The race to save a local Banksy mural which has involved everyone from the local council, to the Culture Secretary, the Metropolitan Police, the Arts Council to the FBI could end in failure Saturday night as the piece is due to go up for auction in Miami.
The graffiti, 'Slave Labour' was removed from the side of a Poundland store in Wood Green, north London, last weekend, in mysterious circumstances. It has appeared now at a Miami auction house, and is expected to fetch more than £450,000.
Slave Labour, which shows a young boy hunched over a sewing machine making Union Jack bunting, appeared on
the wall in Wood Green, north London, last May, just before the Diamond Jubilee celebrations.
Fine Art Auctions featured the art work on the front page of their website ahead of their Modern, Contemporary and Street Art sale at noon local time. They expect Slave Labour to reach between £328,063 and£459,288 at auction.
A rat holding up a sign saying: "Why?" has been stencilled next to the empty space where the mural stood, with some speculating it could be another work by Banksy.
But the artist's representative told HuffPost UK that it was a fake.
Local councillor Alan Strickland has written to the Arts Council and Culture Secretary Maria Miller to ask them to intervene. So far however, they have not succeeded in halting the auction.
In a letter to Councillor Strickland seen by HuffPost UK, the Arts Council said it could not halt the sale, because the work is under 50 years old it is excluded from Export Control under current regulations. It offered the Council avenues where it could get legal advice to stop the sale.
Haringey Council leader Cllr Claire Kober said: "As the clock ticks towards auction we are stepping up the fight to secure the return of our Banksy.
"We want to explore all avenues for getting back this important mural and having written to the Arts Council and Fine Arts Auction Miami earlier in the week we are now appealing to the Mayor of Miami Tomás Regalado and the highest ranked of our own politicians in the culture department.
"We have had residents from across the whole borough and people across the UK and beyond express how dismayed they are that a piece of art given to the community for free is now being sold for a quick profit."

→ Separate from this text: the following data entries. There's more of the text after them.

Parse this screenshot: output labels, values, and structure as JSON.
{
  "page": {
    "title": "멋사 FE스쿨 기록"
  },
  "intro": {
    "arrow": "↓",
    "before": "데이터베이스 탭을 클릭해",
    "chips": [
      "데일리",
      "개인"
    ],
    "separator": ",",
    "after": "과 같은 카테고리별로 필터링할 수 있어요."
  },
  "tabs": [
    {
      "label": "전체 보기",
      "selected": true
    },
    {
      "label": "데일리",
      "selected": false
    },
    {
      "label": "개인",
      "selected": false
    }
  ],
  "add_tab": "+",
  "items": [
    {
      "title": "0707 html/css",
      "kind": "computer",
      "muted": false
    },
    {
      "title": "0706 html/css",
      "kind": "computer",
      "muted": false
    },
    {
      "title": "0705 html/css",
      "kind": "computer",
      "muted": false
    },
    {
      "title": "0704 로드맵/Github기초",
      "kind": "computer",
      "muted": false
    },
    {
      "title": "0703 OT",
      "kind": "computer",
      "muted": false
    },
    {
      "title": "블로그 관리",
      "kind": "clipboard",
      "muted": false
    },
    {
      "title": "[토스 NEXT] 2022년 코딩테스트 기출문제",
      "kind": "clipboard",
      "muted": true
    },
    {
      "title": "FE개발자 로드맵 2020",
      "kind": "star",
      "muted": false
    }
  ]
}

Council leader Claire Kober said in an open letter to FAA owner Frederic Thut: "We understand that there may be nothing illegal in the way this artwork was quietly removed from our streets and put up for auction by you in Miami.
"But for you to allow it to be sold for huge profit in this way would be morally wrong."
Thut said he had received hundreds of angry phone calls but that the sale was legally, the owner was not British and had sold the piece in order to conserve it. "It's been said that the artwork was stolen, and that is just not true," he told the Guardian.
"We take a lot of care with our consignors, who they are, what they do, and if there's any illegality we will not touch it. Everything is checked out 150%."
But he also told ITV in a later interview that if anyone could prove the Banksy had been stolen he would take it off the market.
A solicitor for property firm Wood Green Investments, which owns the Poundland site where the Banksy was painted, told the Financial Times: "If they deny removing the mural they will become embroiled in an international criminal investigation that has already involved the FBI, but if they admit to consenting to (its removal) then they will become the target of abuse.
"As a consequence, the advice to my client has been to say nothing."